START RECORDS TO PROCESS

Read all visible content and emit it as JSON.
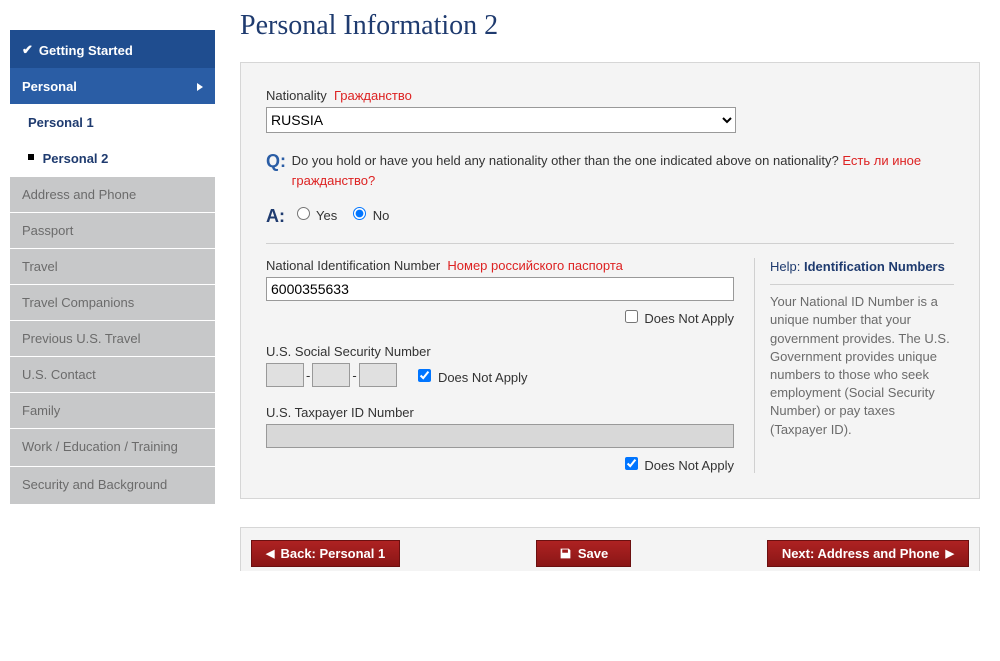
{
  "sidebar": {
    "getting_started": "Getting Started",
    "personal": "Personal",
    "personal1": "Personal 1",
    "personal2": "Personal 2",
    "items": [
      "Address and Phone",
      "Passport",
      "Travel",
      "Travel Companions",
      "Previous U.S. Travel",
      "U.S. Contact",
      "Family",
      "Work / Education / Training",
      "Security and Background"
    ]
  },
  "page_title": "Personal Information 2",
  "nationality": {
    "label": "Nationality",
    "annotation": "Гражданство",
    "value": "RUSSIA"
  },
  "question_other_nat": {
    "q_prefix": "Q:",
    "text": "Do you hold or have you held any nationality other than the one indicated above on nationality?",
    "annotation": "Есть ли иное гражданство?",
    "a_prefix": "A:",
    "opt_yes": "Yes",
    "opt_no": "No",
    "selected": "No"
  },
  "nin": {
    "label": "National Identification Number",
    "annotation": "Номер российского паспорта",
    "value": "6000355633",
    "dna_label": "Does Not Apply",
    "dna_checked": false
  },
  "ssn": {
    "label": "U.S. Social Security Number",
    "dna_label": "Does Not Apply",
    "dna_checked": true
  },
  "tax": {
    "label": "U.S. Taxpayer ID Number",
    "dna_label": "Does Not Apply",
    "dna_checked": true
  },
  "help": {
    "title_prefix": "Help:",
    "title": "Identification Numbers",
    "body": "Your National ID Number is a unique number that your government provides. The U.S. Government provides unique numbers to those who seek employment (Social Security Number) or pay taxes (Taxpayer ID)."
  },
  "buttons": {
    "back": "Back: Personal 1",
    "save": "Save",
    "next": "Next: Address and Phone"
  }
}
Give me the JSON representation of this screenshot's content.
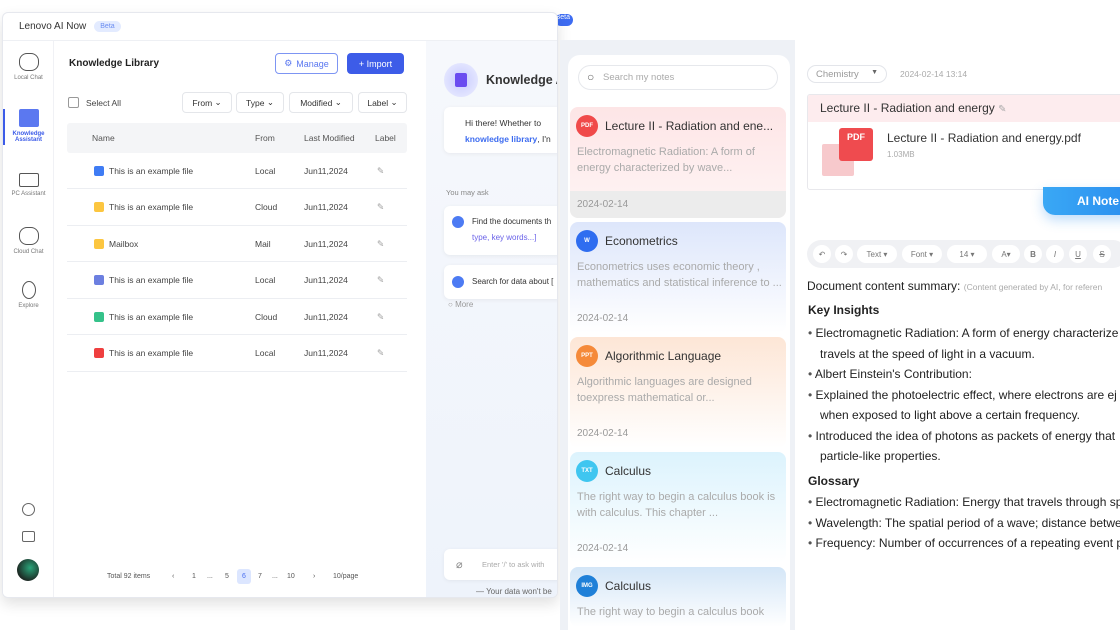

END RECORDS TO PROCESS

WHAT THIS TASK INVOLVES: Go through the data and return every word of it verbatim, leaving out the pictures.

WRITTEN RESPONSE:
Read all visible content and emit it as JSON.
{
  "sidebar": {
    "getting_started": "Getting Started",
    "personal": "Personal",
    "personal1": "Personal 1",
    "personal2": "Personal 2",
    "items": [
      "Address and Phone",
      "Passport",
      "Travel",
      "Travel Companions",
      "Previous U.S. Travel",
      "U.S. Contact",
      "Family",
      "Work / Education / Training",
      "Security and Background"
    ]
  },
  "page_title": "Personal Information 2",
  "nationality": {
    "label": "Nationality",
    "annotation": "Гражданство",
    "value": "RUSSIA"
  },
  "question_other_nat": {
    "q_prefix": "Q:",
    "text": "Do you hold or have you held any nationality other than the one indicated above on nationality?",
    "annotation": "Есть ли иное гражданство?",
    "a_prefix": "A:",
    "opt_yes": "Yes",
    "opt_no": "No",
    "selected": "No"
  },
  "nin": {
    "label": "National Identification Number",
    "annotation": "Номер российского паспорта",
    "value": "6000355633",
    "dna_label": "Does Not Apply",
    "dna_checked": false
  },
  "ssn": {
    "label": "U.S. Social Security Number",
    "dna_label": "Does Not Apply",
    "dna_checked": true
  },
  "tax": {
    "label": "U.S. Taxpayer ID Number",
    "dna_label": "Does Not Apply",
    "dna_checked": true
  },
  "help": {
    "title_prefix": "Help:",
    "title": "Identification Numbers",
    "body": "Your National ID Number is a unique number that your government provides. The U.S. Government provides unique numbers to those who seek employment (Social Security Number) or pay taxes (Taxpayer ID)."
  },
  "buttons": {
    "back": "Back: Personal 1",
    "save": "Save",
    "next": "Next: Address and Phone"
  }
}
Give me the JSON representation of this screenshot's content.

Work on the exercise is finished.